  2. After reading the abstract it seems, I could be wrong, that only one metric of a system with many metrics is being observed. That is the Energy Returned On energy Invested or EROI is the only metric. (Why isn’t the metric called EROEI?) This metric does not take into account economics. And so a title stating it makes no sense to use batteries for wind is very provocative because it lacks the proper qualifications. Namely in the manner it makes no sense.

    “You wouldn’t spend a $100 on a safe to store a $10 watch”! What nonsense is this? Once again the author assumes scenarios which are usually not the case. You go to the gym and you store your keys in a safe that costs much more than $100. You put your valuables in a safe deposit box that is worth much more than you could ever afford. And yes you would buy a $100 safe to store your $10 watch if your watches kept getting vandalized.

  3. This report assumes that the battery energy storage is part of the wind farm or solar installation.

    If that is the case it may be correct in what it states.

    However if the energy storage is a separate facility on the grid the electricity stored can come from many sources at different times.

    The dispatchable power of the energy storage has value when it is required it also has value in the ability to regulate oversupply.

    The cost of the energy storage should be weighed against the cost of maintaining spinning reserves and the cost and operation of peaker plants.

    What a grid connected energy storage system is doing in reality is storing energy from a fuel consuming source rather than that fuel being wasted.

  4. I think the author is missing an important point: batteries attached to wind farms can smooth output and that “caching” function could increase the availability and predictability of wind power during the day. Hitachi and others have done some work demonstrating this and it makes a boat load of sense from a grid perspective or system operator perspective. The author assumes (ass, u, me) incorrectly IMO, that you would size the the batteries to provide bulk storage of off peak power produced. That assumption is not logical, so at some level what I’m reading is “here is a stupid design that does not make sense” – OK, thanks, got it. Even in the case of PV, the storage should be sized to allow the solar peak (9am-3pm) to be shifted to more closely match the system peak (11am – 6pm). Honestly, we should probably be providing incentives to pure West-facing PV arrays on this basis rather than discriminating against them by paying only on net kWh regardless of time of production. That would be a good study to do if you’ve got funding to do studies!

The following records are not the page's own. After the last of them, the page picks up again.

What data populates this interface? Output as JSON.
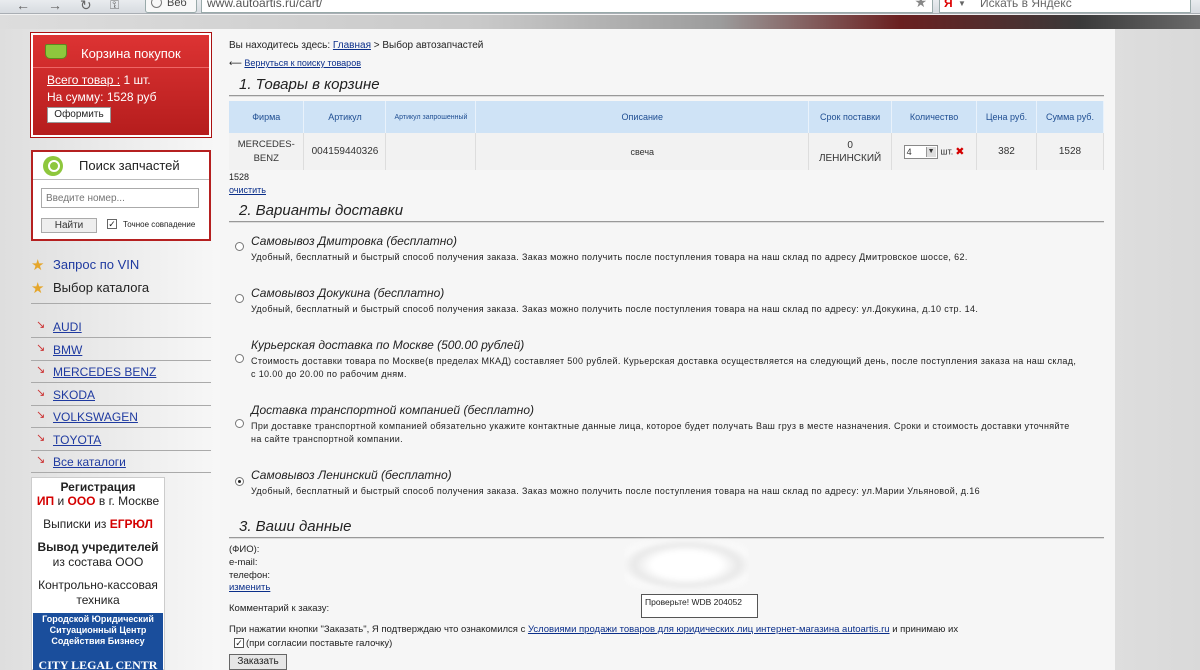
{
  "browser": {
    "tab_label": "Веб",
    "url": "www.autoartis.ru/cart/",
    "search_placeholder": "Искать в Яндекс"
  },
  "sidebar": {
    "cart": {
      "title": "Корзина покупок",
      "total_items_label": "Всего товар :",
      "total_items_value": "1 шт.",
      "sum_label": "На сумму:",
      "sum_value": "1528 руб",
      "checkout_button": "Оформить"
    },
    "search": {
      "title": "Поиск запчастей",
      "placeholder": "Введите номер...",
      "find_button": "Найти",
      "exact_match_label": "Точное совпадение",
      "exact_match_checked": true
    },
    "links": [
      {
        "label": "Запрос по VIN"
      },
      {
        "label": "Выбор каталога"
      }
    ],
    "brands": [
      "AUDI",
      "BMW",
      "MERCEDES BENZ",
      "SKODA",
      "VOLKSWAGEN",
      "TOYOTA",
      "Все каталоги"
    ],
    "ad": {
      "line1": "Регистрация",
      "line2a": "ИП",
      "line2b": "и",
      "line2c": "ООО",
      "line2d": "в г. Москве",
      "line3a": "Выписки из",
      "line3b": "ЕГРЮЛ",
      "line4": "Вывод учредителей",
      "line5": "из состава ООО",
      "line6": "Контрольно-кассовая",
      "line7": "техника",
      "blue": "Городской Юридический Ситуационный Центр Содействия Бизнесу",
      "logo": "CITY LEGAL CENTR"
    }
  },
  "main": {
    "breadcrumb": {
      "prefix": "Вы находитесь здесь:",
      "home": "Главная",
      "sep": ">",
      "current": "Выбор автозапчастей"
    },
    "back_link": "Вернуться к поиску товаров",
    "section1": "1. Товары в корзине",
    "cart_table": {
      "headers": [
        "Фирма",
        "Артикул",
        "Артикул запрошенный",
        "Описание",
        "Срок поставки",
        "Количество",
        "Цена руб.",
        "Сумма руб."
      ],
      "row": {
        "brand": "MERCEDES-BENZ",
        "article": "004159440326",
        "requested": "",
        "description": "свеча",
        "delivery_days": "0",
        "delivery_place": "ЛЕНИНСКИЙ",
        "qty": "4",
        "unit": "шт.",
        "price": "382",
        "total": "1528"
      }
    },
    "cart_sum": "1528",
    "clear_link": "очистить",
    "section2": "2. Варианты доставки",
    "delivery": [
      {
        "title": "Самовывоз Дмитровка (бесплатно)",
        "desc": "Удобный, бесплатный и быстрый способ получения заказа. Заказ можно получить после поступления товара на наш склад по адресу Дмитровское шоссе, 62.",
        "selected": false
      },
      {
        "title": "Самовывоз Докукина (бесплатно)",
        "desc": "Удобный, бесплатный и быстрый способ получения заказа. Заказ можно получить после поступления товара на наш склад по адресу: ул.Докукина, д.10 стр. 14.",
        "selected": false
      },
      {
        "title": "Курьерская доставка по Москве (500.00 рублей)",
        "desc": "Стоимость доставки товара по Москве(в пределах МКАД) составляет 500 рублей. Курьерская доставка осуществляется на следующий день, после поступления заказа на наш склад, с 10.00 до 20.00 по рабочим дням.",
        "selected": false
      },
      {
        "title": "Доставка транспортной компанией (бесплатно)",
        "desc": "При доставке транспортной компанией обязательно укажите контактные данные лица, которое будет получать Ваш груз в месте назначения. Сроки и стоимость доставки уточняйте на сайте транспортной компании.",
        "selected": false
      },
      {
        "title": "Самовывоз Ленинский (бесплатно)",
        "desc": "Удобный, бесплатный и быстрый способ получения заказа. Заказ можно получить после поступления товара на наш склад по адресу: ул.Марии Ульяновой, д.16",
        "selected": true
      }
    ],
    "section3": "3. Ваши данные",
    "fields": {
      "fio": "(ФИО):",
      "email": "e-mail:",
      "phone": "телефон:",
      "edit_link": "изменить",
      "comment_label": "Комментарий к заказу:",
      "comment_value": "Проверьте! WDB 204052"
    },
    "terms_prefix": "При нажатии кнопки \"Заказать\", Я подтверждаю что ознакомился с",
    "terms_link": "Условиями продажи товаров для юридических лиц интернет-магазина autoartis.ru",
    "terms_suffix": "и принимаю их",
    "agree_label": "(при согласии поставьте галочку)",
    "order_button": "Заказать"
  }
}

    I don’t sell wind or batteries but I know about this and the author does not? Makes me wonder about the value of this report given that its view of value is so narrow, as “ioconnor” points out.